=== What you have to do ===
From the records below, copy the lines that include "checkin".

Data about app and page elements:
========

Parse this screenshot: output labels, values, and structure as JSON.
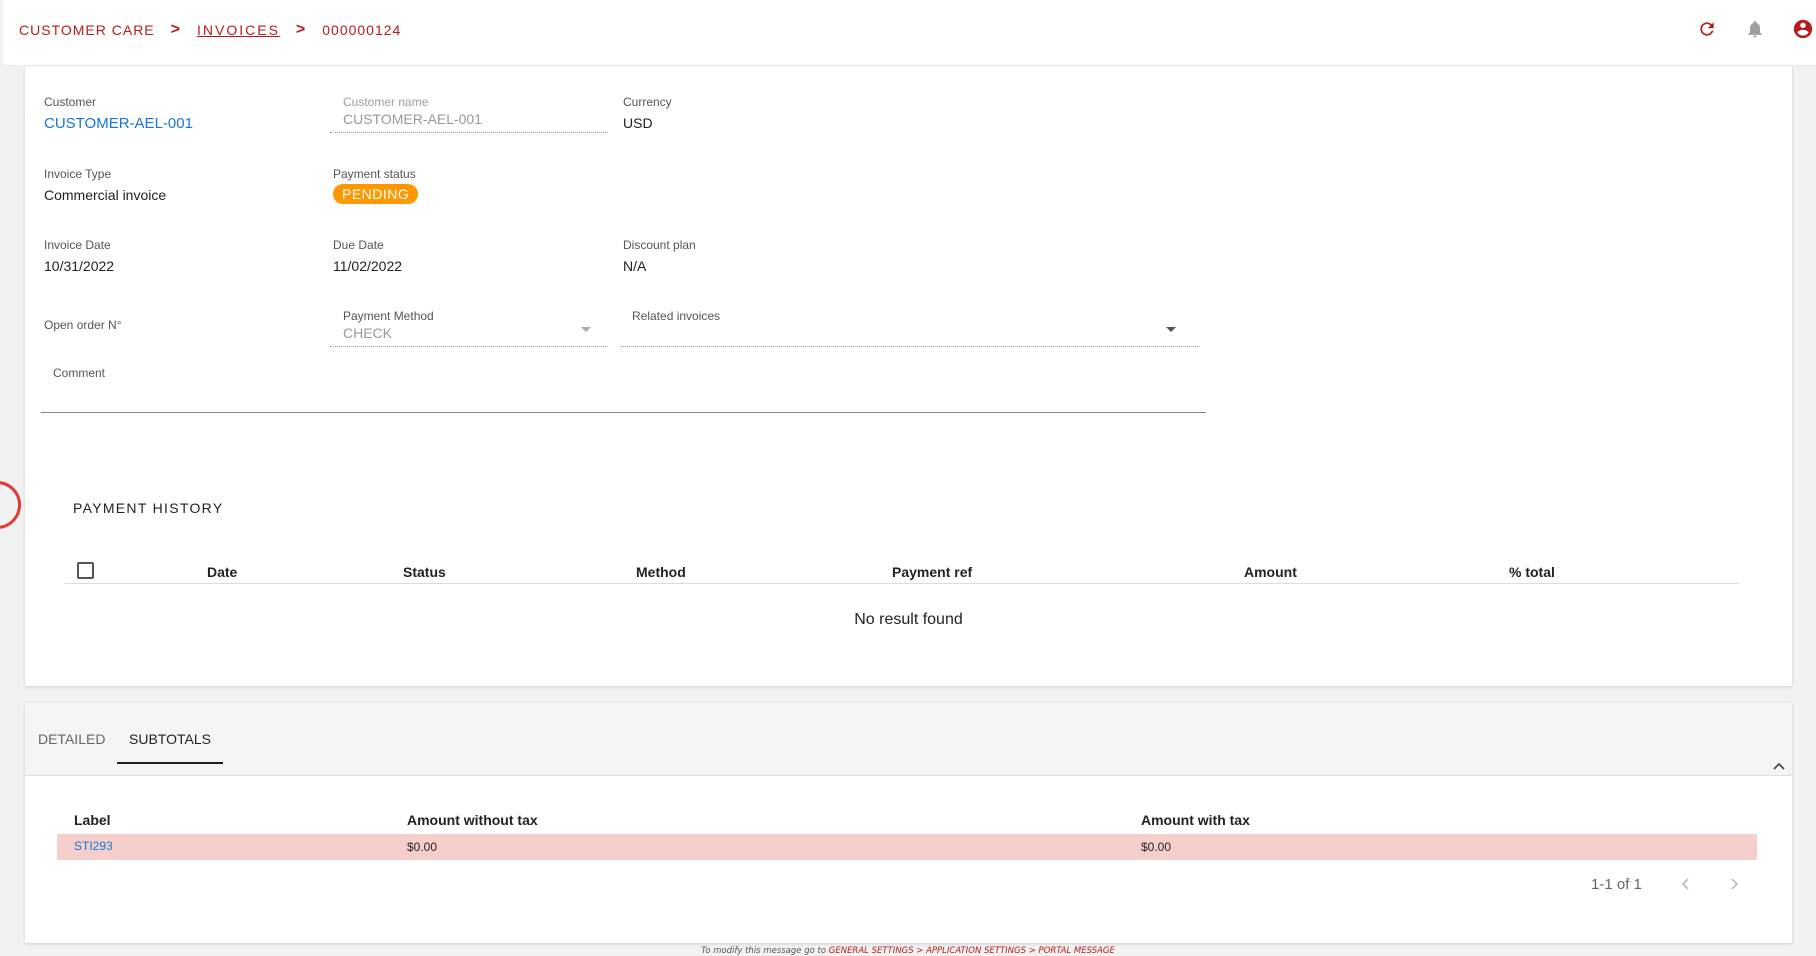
{
  "breadcrumb": {
    "items": [
      {
        "label": "CUSTOMER CARE"
      },
      {
        "label": "INVOICES"
      },
      {
        "label": "000000124"
      }
    ],
    "separator": ">"
  },
  "header_icons": [
    "refresh-icon",
    "bell-icon",
    "account-icon"
  ],
  "fields": {
    "customer": {
      "label": "Customer",
      "value": "CUSTOMER-AEL-001"
    },
    "customer_name": {
      "label": "Customer name",
      "value": "CUSTOMER-AEL-001"
    },
    "currency": {
      "label": "Currency",
      "value": "USD"
    },
    "invoice_type": {
      "label": "Invoice Type",
      "value": "Commercial invoice"
    },
    "payment_status": {
      "label": "Payment status",
      "value": "PENDING",
      "color": "#ff9800"
    },
    "invoice_date": {
      "label": "Invoice Date",
      "value": "10/31/2022"
    },
    "due_date": {
      "label": "Due Date",
      "value": "11/02/2022"
    },
    "discount_plan": {
      "label": "Discount plan",
      "value": "N/A"
    },
    "open_order": {
      "label": "Open order N°"
    },
    "payment_method": {
      "label": "Payment Method",
      "value": "CHECK"
    },
    "related_invoices": {
      "label": "Related invoices",
      "value": ""
    },
    "comment": {
      "label": "Comment",
      "value": ""
    }
  },
  "payment_history": {
    "title": "PAYMENT HISTORY",
    "columns": [
      "Date",
      "Status",
      "Method",
      "Payment ref",
      "Amount",
      "% total"
    ],
    "empty_text": "No result found"
  },
  "tabs": [
    {
      "label": "DETAILED",
      "active": false
    },
    {
      "label": "SUBTOTALS",
      "active": true
    }
  ],
  "subtotals": {
    "columns": [
      "Label",
      "Amount without tax",
      "Amount with tax"
    ],
    "rows": [
      {
        "label": "STI293",
        "amount_without_tax": "$0.00",
        "amount_with_tax": "$0.00"
      }
    ],
    "pagination": "1-1 of 1"
  },
  "footer": {
    "prefix": "To modify this message go to",
    "path": "GENERAL SETTINGS > APPLICATION SETTINGS > PORTAL MESSAGE"
  },
  "colors": {
    "brand": "#b71c1c",
    "link": "#1976d2",
    "pending": "#ff9800",
    "row_highlight": "#f4cfcc"
  }
}
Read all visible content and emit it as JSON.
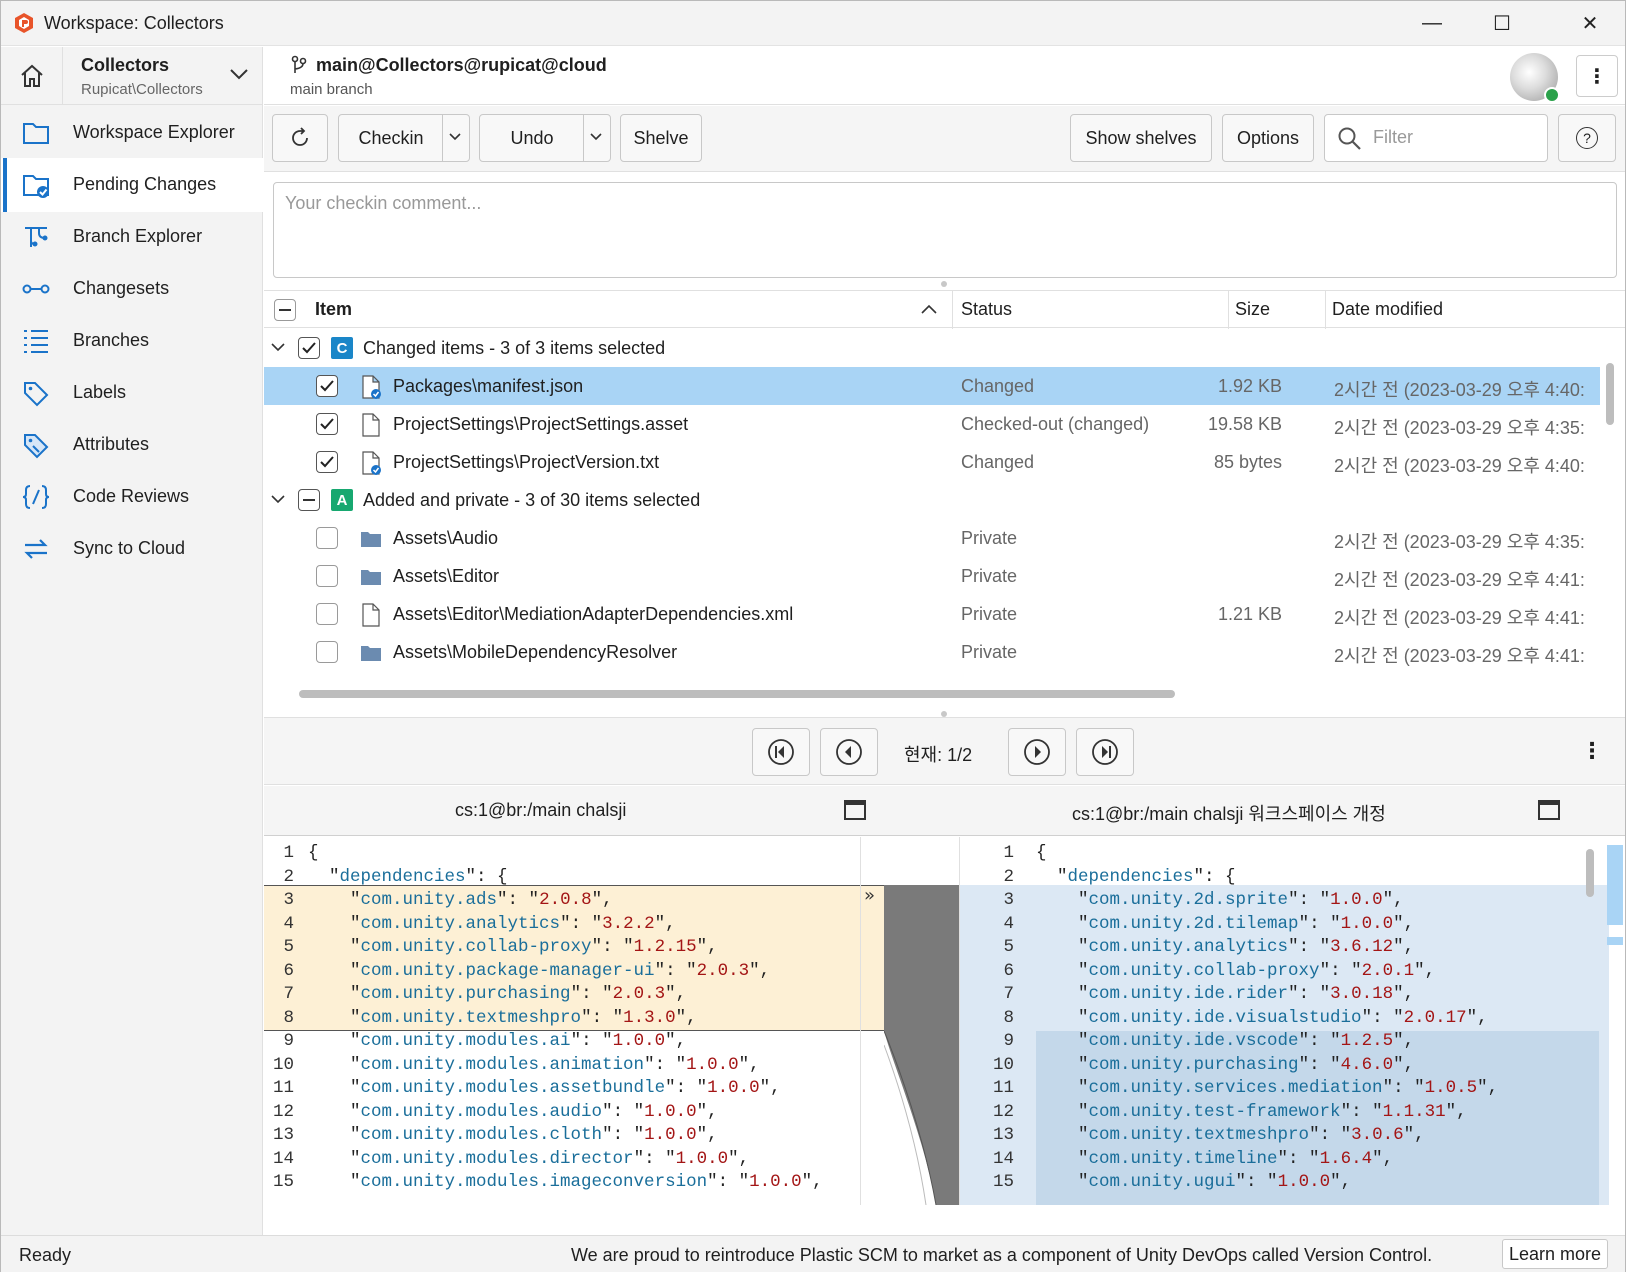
{
  "window": {
    "title": "Workspace: Collectors",
    "minimize": "—",
    "maximize": "☐",
    "close": "✕"
  },
  "workspace": {
    "name": "Collectors",
    "path": "Rupicat\\Collectors"
  },
  "branch": {
    "name": "main@Collectors@rupicat@cloud",
    "sub": "main branch"
  },
  "sidebar": {
    "items": [
      {
        "label": "Workspace Explorer",
        "icon": "folder-icon"
      },
      {
        "label": "Pending Changes",
        "icon": "pending-changes-icon",
        "active": true
      },
      {
        "label": "Branch Explorer",
        "icon": "branch-explorer-icon"
      },
      {
        "label": "Changesets",
        "icon": "changesets-icon"
      },
      {
        "label": "Branches",
        "icon": "branches-icon"
      },
      {
        "label": "Labels",
        "icon": "label-icon"
      },
      {
        "label": "Attributes",
        "icon": "attributes-icon"
      },
      {
        "label": "Code Reviews",
        "icon": "code-review-icon"
      },
      {
        "label": "Sync to Cloud",
        "icon": "sync-icon"
      }
    ]
  },
  "toolbar": {
    "checkin": "Checkin",
    "undo": "Undo",
    "shelve": "Shelve",
    "show_shelves": "Show shelves",
    "options": "Options",
    "filter_placeholder": "Filter",
    "help": "?"
  },
  "comment": {
    "placeholder": "Your checkin comment..."
  },
  "columns": {
    "item": "Item",
    "status": "Status",
    "size": "Size",
    "date": "Date modified"
  },
  "groups": [
    {
      "tag": "C",
      "label": "Changed items - 3 of 3 items selected",
      "color": "#1a86c8"
    },
    {
      "tag": "A",
      "label": "Added and private - 3 of 30 items selected",
      "color": "#17a870"
    }
  ],
  "rows": [
    {
      "name": "Packages\\manifest.json",
      "status": "Changed",
      "size": "1.92 KB",
      "date": "2시간 전 (2023-03-29 오후 4:40:",
      "checked": true,
      "type": "file-changed",
      "selected": true
    },
    {
      "name": "ProjectSettings\\ProjectSettings.asset",
      "status": "Checked-out (changed)",
      "size": "19.58 KB",
      "date": "2시간 전 (2023-03-29 오후 4:35:",
      "checked": true,
      "type": "file"
    },
    {
      "name": "ProjectSettings\\ProjectVersion.txt",
      "status": "Changed",
      "size": "85 bytes",
      "date": "2시간 전 (2023-03-29 오후 4:40:",
      "checked": true,
      "type": "file-changed"
    },
    {
      "name": "Assets\\Audio",
      "status": "Private",
      "size": "",
      "date": "2시간 전 (2023-03-29 오후 4:35:",
      "checked": false,
      "type": "folder"
    },
    {
      "name": "Assets\\Editor",
      "status": "Private",
      "size": "",
      "date": "2시간 전 (2023-03-29 오후 4:41:",
      "checked": false,
      "type": "folder"
    },
    {
      "name": "Assets\\Editor\\MediationAdapterDependencies.xml",
      "status": "Private",
      "size": "1.21 KB",
      "date": "2시간 전 (2023-03-29 오후 4:41:",
      "checked": false,
      "type": "file"
    },
    {
      "name": "Assets\\MobileDependencyResolver",
      "status": "Private",
      "size": "",
      "date": "2시간 전 (2023-03-29 오후 4:41:",
      "checked": false,
      "type": "folder"
    }
  ],
  "navigator": {
    "current": "현재: 1/2"
  },
  "diff": {
    "left_title": "cs:1@br:/main chalsji",
    "right_title": "cs:1@br:/main chalsji 워크스페이스 개정",
    "left": [
      {
        "n": "1",
        "key": "",
        "val": "",
        "raw": "{"
      },
      {
        "n": "2",
        "key": "dependencies",
        "val": "",
        "raw": "obj"
      },
      {
        "n": "3",
        "key": "com.unity.ads",
        "val": "2.0.8"
      },
      {
        "n": "4",
        "key": "com.unity.analytics",
        "val": "3.2.2"
      },
      {
        "n": "5",
        "key": "com.unity.collab-proxy",
        "val": "1.2.15"
      },
      {
        "n": "6",
        "key": "com.unity.package-manager-ui",
        "val": "2.0.3"
      },
      {
        "n": "7",
        "key": "com.unity.purchasing",
        "val": "2.0.3"
      },
      {
        "n": "8",
        "key": "com.unity.textmeshpro",
        "val": "1.3.0"
      },
      {
        "n": "9",
        "key": "com.unity.modules.ai",
        "val": "1.0.0"
      },
      {
        "n": "10",
        "key": "com.unity.modules.animation",
        "val": "1.0.0"
      },
      {
        "n": "11",
        "key": "com.unity.modules.assetbundle",
        "val": "1.0.0"
      },
      {
        "n": "12",
        "key": "com.unity.modules.audio",
        "val": "1.0.0"
      },
      {
        "n": "13",
        "key": "com.unity.modules.cloth",
        "val": "1.0.0"
      },
      {
        "n": "14",
        "key": "com.unity.modules.director",
        "val": "1.0.0"
      },
      {
        "n": "15",
        "key": "com.unity.modules.imageconversion",
        "val": "1.0.0"
      }
    ],
    "right": [
      {
        "n": "1",
        "key": "",
        "val": "",
        "raw": "{"
      },
      {
        "n": "2",
        "key": "dependencies",
        "val": "",
        "raw": "obj"
      },
      {
        "n": "3",
        "key": "com.unity.2d.sprite",
        "val": "1.0.0"
      },
      {
        "n": "4",
        "key": "com.unity.2d.tilemap",
        "val": "1.0.0"
      },
      {
        "n": "5",
        "key": "com.unity.analytics",
        "val": "3.6.12"
      },
      {
        "n": "6",
        "key": "com.unity.collab-proxy",
        "val": "2.0.1"
      },
      {
        "n": "7",
        "key": "com.unity.ide.rider",
        "val": "3.0.18"
      },
      {
        "n": "8",
        "key": "com.unity.ide.visualstudio",
        "val": "2.0.17"
      },
      {
        "n": "9",
        "key": "com.unity.ide.vscode",
        "val": "1.2.5"
      },
      {
        "n": "10",
        "key": "com.unity.purchasing",
        "val": "4.6.0"
      },
      {
        "n": "11",
        "key": "com.unity.services.mediation",
        "val": "1.0.5"
      },
      {
        "n": "12",
        "key": "com.unity.test-framework",
        "val": "1.1.31"
      },
      {
        "n": "13",
        "key": "com.unity.textmeshpro",
        "val": "3.0.6"
      },
      {
        "n": "14",
        "key": "com.unity.timeline",
        "val": "1.6.4"
      },
      {
        "n": "15",
        "key": "com.unity.ugui",
        "val": "1.0.0"
      }
    ]
  },
  "status": {
    "text": "Ready",
    "message": "We are proud to reintroduce Plastic SCM to market as a component of Unity DevOps called Version Control.",
    "learn_more": "Learn more"
  },
  "colors": {
    "accent": "#1a73c9",
    "selection": "#a9d4f5",
    "changed_bg": "#fdf0d5",
    "added_bg": "#dce8f4",
    "added_dark": "#c4d8ea"
  }
}
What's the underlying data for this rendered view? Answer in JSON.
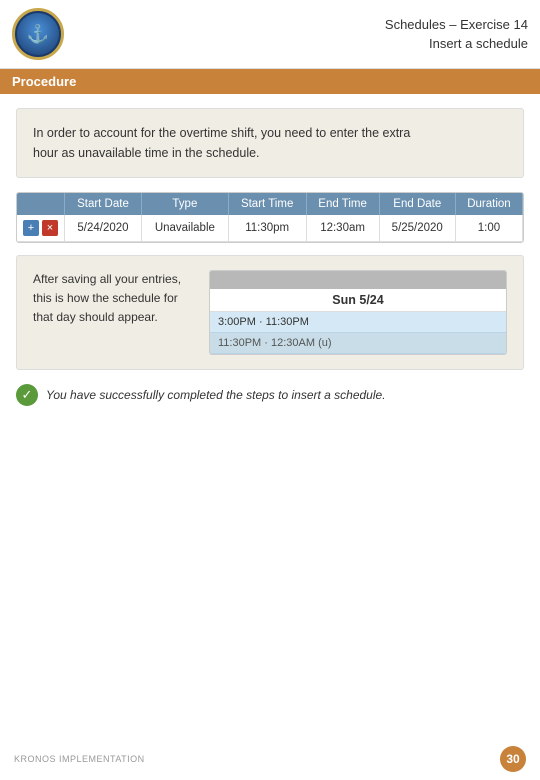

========

=== Reply ===
    "checkin": "Checkin",
    "placeholder": "Your checkin comment..."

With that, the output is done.